[Source records]
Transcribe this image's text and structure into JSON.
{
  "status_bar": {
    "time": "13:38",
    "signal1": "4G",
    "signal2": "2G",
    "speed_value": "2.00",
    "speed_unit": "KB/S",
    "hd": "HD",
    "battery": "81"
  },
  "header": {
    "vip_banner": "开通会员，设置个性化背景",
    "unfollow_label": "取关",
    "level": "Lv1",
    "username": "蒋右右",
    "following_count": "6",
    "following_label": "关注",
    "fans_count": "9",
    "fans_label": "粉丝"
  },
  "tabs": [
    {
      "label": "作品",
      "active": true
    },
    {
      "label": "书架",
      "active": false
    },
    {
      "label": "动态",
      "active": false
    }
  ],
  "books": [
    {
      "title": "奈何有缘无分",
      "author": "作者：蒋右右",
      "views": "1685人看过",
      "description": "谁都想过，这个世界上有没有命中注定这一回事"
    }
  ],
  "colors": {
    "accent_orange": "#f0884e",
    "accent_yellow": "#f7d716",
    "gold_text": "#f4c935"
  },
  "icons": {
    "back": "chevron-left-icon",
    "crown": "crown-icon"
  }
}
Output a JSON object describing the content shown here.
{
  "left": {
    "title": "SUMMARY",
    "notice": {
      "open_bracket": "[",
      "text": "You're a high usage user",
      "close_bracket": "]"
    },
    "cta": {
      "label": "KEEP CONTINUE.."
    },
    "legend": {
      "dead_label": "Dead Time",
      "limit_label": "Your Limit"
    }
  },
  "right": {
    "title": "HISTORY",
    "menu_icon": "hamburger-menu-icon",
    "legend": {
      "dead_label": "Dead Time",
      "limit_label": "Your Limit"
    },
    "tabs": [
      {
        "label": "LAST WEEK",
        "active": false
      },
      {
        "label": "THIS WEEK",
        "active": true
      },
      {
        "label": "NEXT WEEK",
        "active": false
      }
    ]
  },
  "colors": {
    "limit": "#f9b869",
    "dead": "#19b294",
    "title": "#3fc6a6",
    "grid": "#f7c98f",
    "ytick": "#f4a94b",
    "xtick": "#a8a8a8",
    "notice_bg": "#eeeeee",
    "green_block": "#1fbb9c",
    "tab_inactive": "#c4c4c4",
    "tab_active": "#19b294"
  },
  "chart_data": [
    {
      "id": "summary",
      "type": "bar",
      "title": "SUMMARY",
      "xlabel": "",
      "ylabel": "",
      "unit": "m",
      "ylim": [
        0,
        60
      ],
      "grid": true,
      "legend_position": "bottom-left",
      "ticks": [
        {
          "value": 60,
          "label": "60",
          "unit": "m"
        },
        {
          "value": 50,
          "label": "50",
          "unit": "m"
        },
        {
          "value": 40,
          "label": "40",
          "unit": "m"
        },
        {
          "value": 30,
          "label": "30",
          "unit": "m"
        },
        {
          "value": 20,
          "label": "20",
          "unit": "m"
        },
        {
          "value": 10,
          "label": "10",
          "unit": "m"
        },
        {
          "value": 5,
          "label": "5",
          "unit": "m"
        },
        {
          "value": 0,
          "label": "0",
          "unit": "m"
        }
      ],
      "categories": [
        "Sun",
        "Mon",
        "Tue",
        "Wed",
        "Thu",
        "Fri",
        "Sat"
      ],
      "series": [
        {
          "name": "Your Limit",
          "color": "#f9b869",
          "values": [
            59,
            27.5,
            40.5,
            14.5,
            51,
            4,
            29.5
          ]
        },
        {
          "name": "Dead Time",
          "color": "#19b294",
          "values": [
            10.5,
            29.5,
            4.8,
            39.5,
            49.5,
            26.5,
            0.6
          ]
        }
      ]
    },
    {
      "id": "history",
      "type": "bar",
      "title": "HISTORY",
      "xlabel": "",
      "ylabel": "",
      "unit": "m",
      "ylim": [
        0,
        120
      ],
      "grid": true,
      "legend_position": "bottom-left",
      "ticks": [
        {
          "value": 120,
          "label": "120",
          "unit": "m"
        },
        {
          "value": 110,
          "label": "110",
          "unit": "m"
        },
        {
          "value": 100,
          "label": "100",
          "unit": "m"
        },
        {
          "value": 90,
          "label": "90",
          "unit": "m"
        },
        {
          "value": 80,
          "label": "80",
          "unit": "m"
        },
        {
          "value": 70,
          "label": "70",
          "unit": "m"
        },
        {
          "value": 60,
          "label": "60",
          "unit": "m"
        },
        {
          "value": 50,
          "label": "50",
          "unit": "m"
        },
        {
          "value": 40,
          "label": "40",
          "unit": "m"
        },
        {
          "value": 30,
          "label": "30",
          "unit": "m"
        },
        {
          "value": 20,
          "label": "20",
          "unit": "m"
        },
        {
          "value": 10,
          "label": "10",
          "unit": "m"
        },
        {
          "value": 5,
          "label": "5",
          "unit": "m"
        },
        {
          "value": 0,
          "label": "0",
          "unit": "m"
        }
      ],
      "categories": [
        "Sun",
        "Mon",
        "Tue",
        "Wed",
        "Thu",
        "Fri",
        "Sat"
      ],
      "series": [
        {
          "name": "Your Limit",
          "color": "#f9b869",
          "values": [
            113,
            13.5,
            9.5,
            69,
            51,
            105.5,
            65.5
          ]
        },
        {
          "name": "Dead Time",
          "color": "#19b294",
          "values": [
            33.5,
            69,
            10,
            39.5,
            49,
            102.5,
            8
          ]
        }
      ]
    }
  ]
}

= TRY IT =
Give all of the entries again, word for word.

= SOLUTION FOR THIS TASK =
Transcribe this image's text and structure into JSON.
{
  "status_bar": {
    "time": "13:38",
    "signal1": "4G",
    "signal2": "2G",
    "speed_value": "2.00",
    "speed_unit": "KB/S",
    "hd": "HD",
    "battery": "81"
  },
  "header": {
    "vip_banner": "开通会员，设置个性化背景",
    "unfollow_label": "取关",
    "level": "Lv1",
    "username": "蒋右右",
    "following_count": "6",
    "following_label": "关注",
    "fans_count": "9",
    "fans_label": "粉丝"
  },
  "tabs": [
    {
      "label": "作品",
      "active": true
    },
    {
      "label": "书架",
      "active": false
    },
    {
      "label": "动态",
      "active": false
    }
  ],
  "books": [
    {
      "title": "奈何有缘无分",
      "author": "作者：蒋右右",
      "views": "1685人看过",
      "description": "谁都想过，这个世界上有没有命中注定这一回事"
    }
  ],
  "colors": {
    "accent_orange": "#f0884e",
    "accent_yellow": "#f7d716",
    "gold_text": "#f4c935"
  },
  "icons": {
    "back": "chevron-left-icon",
    "crown": "crown-icon"
  }
}
Output a JSON object describing the content shown here.
{
  "left": {
    "title": "SUMMARY",
    "notice": {
      "open_bracket": "[",
      "text": "You're a high usage user",
      "close_bracket": "]"
    },
    "cta": {
      "label": "KEEP CONTINUE.."
    },
    "legend": {
      "dead_label": "Dead Time",
      "limit_label": "Your Limit"
    }
  },
  "right": {
    "title": "HISTORY",
    "menu_icon": "hamburger-menu-icon",
    "legend": {
      "dead_label": "Dead Time",
      "limit_label": "Your Limit"
    },
    "tabs": [
      {
        "label": "LAST WEEK",
        "active": false
      },
      {
        "label": "THIS WEEK",
        "active": true
      },
      {
        "label": "NEXT WEEK",
        "active": false
      }
    ]
  },
  "colors": {
    "limit": "#f9b869",
    "dead": "#19b294",
    "title": "#3fc6a6",
    "grid": "#f7c98f",
    "ytick": "#f4a94b",
    "xtick": "#a8a8a8",
    "notice_bg": "#eeeeee",
    "green_block": "#1fbb9c",
    "tab_inactive": "#c4c4c4",
    "tab_active": "#19b294"
  },
  "chart_data": [
    {
      "id": "summary",
      "type": "bar",
      "title": "SUMMARY",
      "xlabel": "",
      "ylabel": "",
      "unit": "m",
      "ylim": [
        0,
        60
      ],
      "grid": true,
      "legend_position": "bottom-left",
      "ticks": [
        {
          "value": 60,
          "label": "60",
          "unit": "m"
        },
        {
          "value": 50,
          "label": "50",
          "unit": "m"
        },
        {
          "value": 40,
          "label": "40",
          "unit": "m"
        },
        {
          "value": 30,
          "label": "30",
          "unit": "m"
        },
        {
          "value": 20,
          "label": "20",
          "unit": "m"
        },
        {
          "value": 10,
          "label": "10",
          "unit": "m"
        },
        {
          "value": 5,
          "label": "5",
          "unit": "m"
        },
        {
          "value": 0,
          "label": "0",
          "unit": "m"
        }
      ],
      "categories": [
        "Sun",
        "Mon",
        "Tue",
        "Wed",
        "Thu",
        "Fri",
        "Sat"
      ],
      "series": [
        {
          "name": "Your Limit",
          "color": "#f9b869",
          "values": [
            59,
            27.5,
            40.5,
            14.5,
            51,
            4,
            29.5
          ]
        },
        {
          "name": "Dead Time",
          "color": "#19b294",
          "values": [
            10.5,
            29.5,
            4.8,
            39.5,
            49.5,
            26.5,
            0.6
          ]
        }
      ]
    },
    {
      "id": "history",
      "type": "bar",
      "title": "HISTORY",
      "xlabel": "",
      "ylabel": "",
      "unit": "m",
      "ylim": [
        0,
        120
      ],
      "grid": true,
      "legend_position": "bottom-left",
      "ticks": [
        {
          "value": 120,
          "label": "120",
          "unit": "m"
        },
        {
          "value": 110,
          "label": "110",
          "unit": "m"
        },
        {
          "value": 100,
          "label": "100",
          "unit": "m"
        },
        {
          "value": 90,
          "label": "90",
          "unit": "m"
        },
        {
          "value": 80,
          "label": "80",
          "unit": "m"
        },
        {
          "value": 70,
          "label": "70",
          "unit": "m"
        },
        {
          "value": 60,
          "label": "60",
          "unit": "m"
        },
        {
          "value": 50,
          "label": "50",
          "unit": "m"
        },
        {
          "value": 40,
          "label": "40",
          "unit": "m"
        },
        {
          "value": 30,
          "label": "30",
          "unit": "m"
        },
        {
          "value": 20,
          "label": "20",
          "unit": "m"
        },
        {
          "value": 10,
          "label": "10",
          "unit": "m"
        },
        {
          "value": 5,
          "label": "5",
          "unit": "m"
        },
        {
          "value": 0,
          "label": "0",
          "unit": "m"
        }
      ],
      "categories": [
        "Sun",
        "Mon",
        "Tue",
        "Wed",
        "Thu",
        "Fri",
        "Sat"
      ],
      "series": [
        {
          "name": "Your Limit",
          "color": "#f9b869",
          "values": [
            113,
            13.5,
            9.5,
            69,
            51,
            105.5,
            65.5
          ]
        },
        {
          "name": "Dead Time",
          "color": "#19b294",
          "values": [
            33.5,
            69,
            10,
            39.5,
            49,
            102.5,
            8
          ]
        }
      ]
    }
  ]
}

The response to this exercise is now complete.